What Are Christians to Make of Jordan Peterson?

Or you can watch the video on YouTube:

I should not that Jordan Peterson has identified as Christian, but in the same interview he said that he’s agnostic as to whether the resurrection happened (i.e. he neither affirms nor denies it), so while my statement in this episode isn’t perfectly accurate, I think it’s essentially accurate from a traditional Christian perspective. At mass every Sunday we say the Nicene Creed. And I think that Jordan Peterson himself would think what I said was fair from the perspective from which I was speaking.

Keeping Our Eyes Fixed on God

The Frank Friar reflects about keeping our eyes on God as discussed by Br. Lawrence of the Resurrection:

For Br. Lawrence, our treasure is God.  All actions we say or do, must be pointed to this treasure.

It’s a topic I’m very fond of; it’s related to the instruction to “pray always”. The really interesting question is how to do this?

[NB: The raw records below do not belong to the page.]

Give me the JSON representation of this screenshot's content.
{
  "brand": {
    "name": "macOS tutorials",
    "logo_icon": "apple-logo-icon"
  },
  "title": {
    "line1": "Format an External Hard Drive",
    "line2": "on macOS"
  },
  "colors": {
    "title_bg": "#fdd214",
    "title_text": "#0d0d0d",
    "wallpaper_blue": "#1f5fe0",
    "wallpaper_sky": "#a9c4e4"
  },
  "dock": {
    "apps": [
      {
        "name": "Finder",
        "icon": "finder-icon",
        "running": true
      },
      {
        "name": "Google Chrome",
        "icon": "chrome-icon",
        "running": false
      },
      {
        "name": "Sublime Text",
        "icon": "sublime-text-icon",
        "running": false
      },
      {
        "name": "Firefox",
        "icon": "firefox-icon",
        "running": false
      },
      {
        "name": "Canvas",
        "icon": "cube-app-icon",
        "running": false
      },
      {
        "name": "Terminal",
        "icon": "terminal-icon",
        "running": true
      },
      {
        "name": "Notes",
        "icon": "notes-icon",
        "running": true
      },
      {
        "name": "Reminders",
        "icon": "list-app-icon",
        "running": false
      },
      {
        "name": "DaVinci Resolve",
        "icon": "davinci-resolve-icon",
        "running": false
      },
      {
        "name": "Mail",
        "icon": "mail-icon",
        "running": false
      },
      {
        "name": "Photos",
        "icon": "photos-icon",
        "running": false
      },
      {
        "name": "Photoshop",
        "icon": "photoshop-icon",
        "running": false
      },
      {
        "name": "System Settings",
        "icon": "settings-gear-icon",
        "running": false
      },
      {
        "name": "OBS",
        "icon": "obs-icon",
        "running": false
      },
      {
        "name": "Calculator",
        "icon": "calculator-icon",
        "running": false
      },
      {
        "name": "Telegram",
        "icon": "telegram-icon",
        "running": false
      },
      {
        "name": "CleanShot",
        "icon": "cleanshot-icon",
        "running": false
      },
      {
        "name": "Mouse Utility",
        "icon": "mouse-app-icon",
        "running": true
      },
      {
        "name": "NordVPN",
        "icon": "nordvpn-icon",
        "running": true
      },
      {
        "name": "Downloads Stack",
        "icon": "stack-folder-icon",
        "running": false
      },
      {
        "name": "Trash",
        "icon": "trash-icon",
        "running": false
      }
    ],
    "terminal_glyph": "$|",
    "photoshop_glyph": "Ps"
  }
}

One approach (which is a good one) sounds like this:

For him even the most mundane task  can be blessed by God and offered up for the Divine Glory… Thus, as we journey through our day, I believe Br. Lawrence would ask us to take minute, then during that minute to actively think about whatever it is that we are doing.  When we understand, what it is we are doing, then we can begin to see if we are eye keeping our eyes fixed on God.

There is a another—related—way to look at this, which I’m not sure how to describe, but is something to the effect of fully considering what we’re doing. It is probably not the intention, but when I hear language about offering up our tasks for divine glory (which is common language), it sounds to me as if there is somehow a way in which the task is not involved in the divine glory but can be made so. Now of course no one would say, if it was put this way, that there is anything which does not serve God’s good purposes, but even so, there seems to me to be a tension between doing things well and always thinking about God; one can’t put one’s full attention in two different places at once.

And I think the key to resolving this tension is that one does not need to put one’s attention away from creation to put it on God. This is because all things in creation point to God. There is nothing in creation which, if seriously considered, is not fundamentally about God. Clouds and ships and chairs and dust all point to the one who makes them in every instance of their existence; each thing, insofar as it is good, is a reflection of God. It seems to me, then, that the most effective way of turning a task into a prayer is to take the effort to truly be present in the task; to really focus on the task as it is in itself, which is to say to focus on it as it is part of God’s creation. All of creation exists relationally; truly it is not good for man to be alone. And neither man nor dust is alone; God has put us together.

The problem comes in when we think of our tasks only as a means to an end, because that means we consider our tasks not in themselves but in ourself; when we focus on our goals we think only of things as they relate to us and our purposes. We may wash the dishes worse if we fold our hands in prayer while washing them—with what would we wipe the dish if not our hands?—but we will not wash the dishes worse for considering the dish we’re washing instead of absent-mindedly thinking of something else. The dishes want to tell us of God, if only we’ll listen. Perhaps the most effective way to be always praying, while we do the dishes, is to pray with the dishes instead of ignoring them.

Atheists often want to concentrate on the secular, because they think this is a common ground with believers where they don’t have to hear about our faerie-stories. They are, in this, gravely mistaken. The secular world all shouts about the glory of God, if only we’ll stop talking inside our heads about what we want, and listen to it.

There is a sense—a very limited sense—in which holy places are the enemy of sanctity, for holy means “set aside”. In this fallen world it is good that there are places we set aside to do nothing but think of God; still, I think it’s a worthwhile goal to figure out how to make that unnecessary because there is no place where God is forgotten.